Swales
I've used this concept in my OFG design for my "hills", dry creek beds and sloping the grass to hold water.
Description: 
http://forums.gardenweb.com/forums/load/permacult/msg0422135913510.html
Grassed swales, I used this concept in sloping and planting my grass:  http://www.duluthstreams.org/stormwater/toolkit/swales.html
Technology fact sheet from EPA: 
http://www.epa.gov/owm/mtb/vegswale.pdf

Rain Barrels, Storm Water Runoff, Prevention:

Rain Barrel article on howstuffworks.com:
http://home.howstuffworks.com/home-improvement/energy-efficiency/rain-barrel.htm


Examples of Rain Barrels you can buy (I am not familar with these companies, just including this as examples of types of rain barrels, that's all):
Nice 60 gallon rain barrel you can purchase online, has rain gutter downspout attachments, safety screen top, hand pump, and more...made from recycled food grade materials:
http://www.easycart.net/FiresideGallery/60_Gallon_Rain_Barrels.html
Decorative Rain Barrel that looks like a potted plant:
http://www.gardensupermart.com/store/rain-barrels2.php

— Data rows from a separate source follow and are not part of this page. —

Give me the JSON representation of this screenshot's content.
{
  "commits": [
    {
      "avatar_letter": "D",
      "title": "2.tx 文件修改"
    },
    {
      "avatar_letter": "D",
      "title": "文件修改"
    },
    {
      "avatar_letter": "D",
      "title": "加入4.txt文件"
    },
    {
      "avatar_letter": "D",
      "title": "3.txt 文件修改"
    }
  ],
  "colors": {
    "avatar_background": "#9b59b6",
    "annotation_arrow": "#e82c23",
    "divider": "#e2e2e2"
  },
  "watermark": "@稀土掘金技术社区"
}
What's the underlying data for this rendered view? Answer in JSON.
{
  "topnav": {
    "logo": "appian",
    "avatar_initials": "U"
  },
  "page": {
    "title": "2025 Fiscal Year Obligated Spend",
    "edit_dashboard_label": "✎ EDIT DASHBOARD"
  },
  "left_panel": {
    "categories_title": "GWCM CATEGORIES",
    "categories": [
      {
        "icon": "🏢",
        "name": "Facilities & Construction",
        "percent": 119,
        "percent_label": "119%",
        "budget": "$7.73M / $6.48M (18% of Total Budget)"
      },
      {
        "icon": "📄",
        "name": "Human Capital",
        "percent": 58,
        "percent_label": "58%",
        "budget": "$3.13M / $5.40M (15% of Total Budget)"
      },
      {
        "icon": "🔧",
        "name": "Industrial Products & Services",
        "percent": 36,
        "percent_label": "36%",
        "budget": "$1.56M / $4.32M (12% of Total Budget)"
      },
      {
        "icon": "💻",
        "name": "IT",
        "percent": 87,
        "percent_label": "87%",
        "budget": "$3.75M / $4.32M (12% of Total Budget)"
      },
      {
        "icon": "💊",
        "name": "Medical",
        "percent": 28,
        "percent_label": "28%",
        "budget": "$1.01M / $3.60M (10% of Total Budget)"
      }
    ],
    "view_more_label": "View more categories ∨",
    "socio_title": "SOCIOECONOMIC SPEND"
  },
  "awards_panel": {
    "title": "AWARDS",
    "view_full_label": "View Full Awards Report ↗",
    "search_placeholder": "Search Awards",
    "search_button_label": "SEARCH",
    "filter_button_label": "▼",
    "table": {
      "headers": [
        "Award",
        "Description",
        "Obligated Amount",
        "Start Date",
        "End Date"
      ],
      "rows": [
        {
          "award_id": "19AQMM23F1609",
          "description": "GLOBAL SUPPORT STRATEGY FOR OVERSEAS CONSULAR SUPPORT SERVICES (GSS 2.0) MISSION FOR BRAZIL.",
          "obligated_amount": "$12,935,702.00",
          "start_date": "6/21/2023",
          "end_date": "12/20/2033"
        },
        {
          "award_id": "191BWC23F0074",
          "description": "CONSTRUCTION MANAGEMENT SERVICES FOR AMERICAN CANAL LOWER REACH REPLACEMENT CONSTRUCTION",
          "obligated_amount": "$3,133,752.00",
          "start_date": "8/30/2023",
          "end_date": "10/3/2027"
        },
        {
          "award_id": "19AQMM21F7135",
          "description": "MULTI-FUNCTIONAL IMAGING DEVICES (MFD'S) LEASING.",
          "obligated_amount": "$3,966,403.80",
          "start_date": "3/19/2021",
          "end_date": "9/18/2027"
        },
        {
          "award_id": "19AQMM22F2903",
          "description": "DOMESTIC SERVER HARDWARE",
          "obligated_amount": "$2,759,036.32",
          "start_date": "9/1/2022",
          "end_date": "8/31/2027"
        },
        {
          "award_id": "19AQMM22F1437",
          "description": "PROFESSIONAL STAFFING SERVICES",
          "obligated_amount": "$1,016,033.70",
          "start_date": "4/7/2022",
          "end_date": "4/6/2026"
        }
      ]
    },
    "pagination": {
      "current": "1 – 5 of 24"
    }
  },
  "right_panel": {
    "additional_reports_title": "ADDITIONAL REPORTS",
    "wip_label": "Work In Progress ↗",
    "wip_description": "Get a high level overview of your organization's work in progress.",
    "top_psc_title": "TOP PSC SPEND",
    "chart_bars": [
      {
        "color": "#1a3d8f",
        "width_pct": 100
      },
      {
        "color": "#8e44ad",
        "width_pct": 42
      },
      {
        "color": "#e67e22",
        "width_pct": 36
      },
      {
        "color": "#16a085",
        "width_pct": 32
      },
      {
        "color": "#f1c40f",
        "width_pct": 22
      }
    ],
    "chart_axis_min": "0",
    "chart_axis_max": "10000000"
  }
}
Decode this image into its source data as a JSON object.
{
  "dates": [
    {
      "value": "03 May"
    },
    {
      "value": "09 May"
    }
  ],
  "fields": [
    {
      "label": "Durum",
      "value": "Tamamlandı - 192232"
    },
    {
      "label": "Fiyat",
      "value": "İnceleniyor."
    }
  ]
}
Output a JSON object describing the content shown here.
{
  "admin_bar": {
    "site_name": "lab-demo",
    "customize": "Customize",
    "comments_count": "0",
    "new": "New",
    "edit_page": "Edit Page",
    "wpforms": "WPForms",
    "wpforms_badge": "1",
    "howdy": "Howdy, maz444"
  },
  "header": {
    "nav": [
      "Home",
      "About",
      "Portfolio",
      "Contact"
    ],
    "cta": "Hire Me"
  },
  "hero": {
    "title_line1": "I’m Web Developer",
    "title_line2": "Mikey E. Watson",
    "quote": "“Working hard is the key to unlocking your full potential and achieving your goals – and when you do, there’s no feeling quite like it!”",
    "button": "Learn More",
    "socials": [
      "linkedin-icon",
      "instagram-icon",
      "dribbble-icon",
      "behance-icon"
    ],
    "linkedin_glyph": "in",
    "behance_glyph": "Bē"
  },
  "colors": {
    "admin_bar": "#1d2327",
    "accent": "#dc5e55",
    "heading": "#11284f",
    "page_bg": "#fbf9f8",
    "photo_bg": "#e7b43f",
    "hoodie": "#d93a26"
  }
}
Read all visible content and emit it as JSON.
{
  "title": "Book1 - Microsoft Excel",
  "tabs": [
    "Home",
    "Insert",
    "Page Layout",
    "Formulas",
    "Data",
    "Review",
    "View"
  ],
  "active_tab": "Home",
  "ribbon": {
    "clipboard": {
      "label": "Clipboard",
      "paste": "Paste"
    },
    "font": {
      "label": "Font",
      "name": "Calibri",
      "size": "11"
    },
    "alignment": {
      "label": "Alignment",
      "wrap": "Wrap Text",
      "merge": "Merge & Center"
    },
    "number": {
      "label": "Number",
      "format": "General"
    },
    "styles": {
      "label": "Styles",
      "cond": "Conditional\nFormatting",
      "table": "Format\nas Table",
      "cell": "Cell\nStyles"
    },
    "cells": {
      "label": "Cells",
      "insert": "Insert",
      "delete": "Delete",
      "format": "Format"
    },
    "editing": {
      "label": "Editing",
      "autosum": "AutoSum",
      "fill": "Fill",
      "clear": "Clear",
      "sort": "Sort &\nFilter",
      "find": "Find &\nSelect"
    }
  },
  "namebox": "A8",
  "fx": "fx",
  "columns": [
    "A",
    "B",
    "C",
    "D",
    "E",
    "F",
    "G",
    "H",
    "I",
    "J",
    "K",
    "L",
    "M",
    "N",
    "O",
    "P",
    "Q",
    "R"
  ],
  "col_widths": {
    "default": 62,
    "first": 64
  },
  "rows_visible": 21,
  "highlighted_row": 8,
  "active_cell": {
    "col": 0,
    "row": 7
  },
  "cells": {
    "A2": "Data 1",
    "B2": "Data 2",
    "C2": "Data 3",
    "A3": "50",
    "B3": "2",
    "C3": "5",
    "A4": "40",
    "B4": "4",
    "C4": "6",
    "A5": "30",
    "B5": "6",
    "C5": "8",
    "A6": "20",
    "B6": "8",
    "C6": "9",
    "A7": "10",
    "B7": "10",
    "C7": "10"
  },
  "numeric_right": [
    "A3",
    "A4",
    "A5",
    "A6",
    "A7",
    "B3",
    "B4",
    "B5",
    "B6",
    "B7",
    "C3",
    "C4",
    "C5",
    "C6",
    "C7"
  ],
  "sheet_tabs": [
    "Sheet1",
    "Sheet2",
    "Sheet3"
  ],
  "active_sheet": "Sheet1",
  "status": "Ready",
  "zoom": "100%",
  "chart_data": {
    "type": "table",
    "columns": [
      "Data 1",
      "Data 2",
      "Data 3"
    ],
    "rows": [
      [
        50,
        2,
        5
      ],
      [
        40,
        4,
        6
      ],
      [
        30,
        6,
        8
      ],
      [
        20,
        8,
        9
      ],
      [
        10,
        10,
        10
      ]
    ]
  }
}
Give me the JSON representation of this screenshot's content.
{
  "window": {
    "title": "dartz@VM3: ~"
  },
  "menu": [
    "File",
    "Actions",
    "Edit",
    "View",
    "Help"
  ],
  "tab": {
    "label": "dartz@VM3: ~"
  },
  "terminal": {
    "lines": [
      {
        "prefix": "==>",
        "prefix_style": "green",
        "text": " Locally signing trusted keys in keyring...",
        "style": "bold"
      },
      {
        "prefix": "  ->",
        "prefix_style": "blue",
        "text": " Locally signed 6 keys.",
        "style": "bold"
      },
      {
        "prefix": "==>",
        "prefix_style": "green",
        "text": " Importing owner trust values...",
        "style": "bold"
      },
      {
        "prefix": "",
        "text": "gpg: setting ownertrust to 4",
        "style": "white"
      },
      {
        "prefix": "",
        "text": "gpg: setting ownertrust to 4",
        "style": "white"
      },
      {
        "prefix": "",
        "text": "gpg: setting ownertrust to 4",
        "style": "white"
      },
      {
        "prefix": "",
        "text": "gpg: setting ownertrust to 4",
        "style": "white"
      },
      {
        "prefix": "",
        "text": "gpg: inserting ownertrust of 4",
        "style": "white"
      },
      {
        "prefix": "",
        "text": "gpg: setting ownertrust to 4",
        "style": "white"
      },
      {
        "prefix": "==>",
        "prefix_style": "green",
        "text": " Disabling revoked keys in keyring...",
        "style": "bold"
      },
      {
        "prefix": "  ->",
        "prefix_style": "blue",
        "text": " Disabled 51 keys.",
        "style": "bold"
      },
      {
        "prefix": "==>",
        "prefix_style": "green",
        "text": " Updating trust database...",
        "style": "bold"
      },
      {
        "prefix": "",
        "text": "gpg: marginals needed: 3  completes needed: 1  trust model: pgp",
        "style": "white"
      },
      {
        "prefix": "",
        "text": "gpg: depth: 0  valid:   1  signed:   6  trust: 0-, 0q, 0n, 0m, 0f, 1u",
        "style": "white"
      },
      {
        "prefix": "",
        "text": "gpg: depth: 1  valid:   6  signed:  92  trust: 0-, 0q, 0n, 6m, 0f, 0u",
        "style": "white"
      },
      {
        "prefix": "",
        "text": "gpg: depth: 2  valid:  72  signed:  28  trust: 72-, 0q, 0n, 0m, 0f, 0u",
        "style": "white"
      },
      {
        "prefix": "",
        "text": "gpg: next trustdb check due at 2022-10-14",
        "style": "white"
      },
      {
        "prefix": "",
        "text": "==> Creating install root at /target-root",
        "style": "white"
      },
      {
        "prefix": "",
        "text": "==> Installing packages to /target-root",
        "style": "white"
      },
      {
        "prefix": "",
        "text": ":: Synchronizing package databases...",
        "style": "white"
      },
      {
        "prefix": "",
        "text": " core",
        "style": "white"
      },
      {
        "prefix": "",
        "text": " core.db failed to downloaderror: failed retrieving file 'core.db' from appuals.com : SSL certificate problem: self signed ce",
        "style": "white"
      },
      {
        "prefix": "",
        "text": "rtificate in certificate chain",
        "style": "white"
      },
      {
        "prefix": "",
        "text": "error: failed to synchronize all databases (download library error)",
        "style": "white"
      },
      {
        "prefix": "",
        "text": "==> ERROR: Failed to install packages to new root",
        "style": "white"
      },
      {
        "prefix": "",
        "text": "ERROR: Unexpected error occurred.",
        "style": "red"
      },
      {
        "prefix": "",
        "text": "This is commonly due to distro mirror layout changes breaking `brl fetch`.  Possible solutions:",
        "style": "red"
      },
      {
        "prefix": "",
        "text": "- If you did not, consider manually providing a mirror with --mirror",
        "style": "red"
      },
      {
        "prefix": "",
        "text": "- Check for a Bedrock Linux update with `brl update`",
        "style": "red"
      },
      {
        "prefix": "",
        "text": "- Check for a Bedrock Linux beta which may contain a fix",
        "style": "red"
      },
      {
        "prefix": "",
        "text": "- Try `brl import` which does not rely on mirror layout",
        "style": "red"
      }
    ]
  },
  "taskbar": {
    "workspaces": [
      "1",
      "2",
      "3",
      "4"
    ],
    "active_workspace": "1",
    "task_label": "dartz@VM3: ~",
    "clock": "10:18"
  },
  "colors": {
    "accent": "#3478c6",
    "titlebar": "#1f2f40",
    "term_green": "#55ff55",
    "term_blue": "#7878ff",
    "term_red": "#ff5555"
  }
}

Interesting article about just how much water runs off your roof in a rainstorm and how to make your own rain barrel, from WashingtonPost.com:
http://www.washingtonpost.com/wp-dyn/content/article/2009/03/13/AR2009031300085.html

Storm water pollution prevention, strategies article from Natural Resources Defense Council:  http://www.nrdc.org/water/pollution/storm/stoinx.asp

About storm water runoff from City of Bremerton, includes many facts about pavers, native plants, rain barrels, etc. as solutions:
http://www.cityofbremerton.com/content/sw_stormwaterrunoff.html

California Native Plant Sources:

Tree of Life Nursery

California native plants, seeds and native plant workshops (including how to "lose your lawn").
http://www.californianativeplants.com/

Theodore Payne
California native plants, seeds, online California native plant library, California native plant gardening workshops, native plant garden tours
http://www.theodorepayne.org/


Environmental Effects of Commercial Fertilizers
a few articles I found helpful in understanding this issue:

"Reducing Environmental Impacts: Lawn and Garden Care - Case Study": 
http://www.scientificjournals.com/sj/lca/abstract/doi/lca2007.07.350

"Pesticide and fertilizer use"  article on detrimental environmental and health effects: 
http://www.cool2012.com/cool/fertilizer/

"150 'dead zones' counted in oceans U.N. report warns of nitrogen runoff killing fisheries": 
http://www.msnbc.msn.com/id/4624359/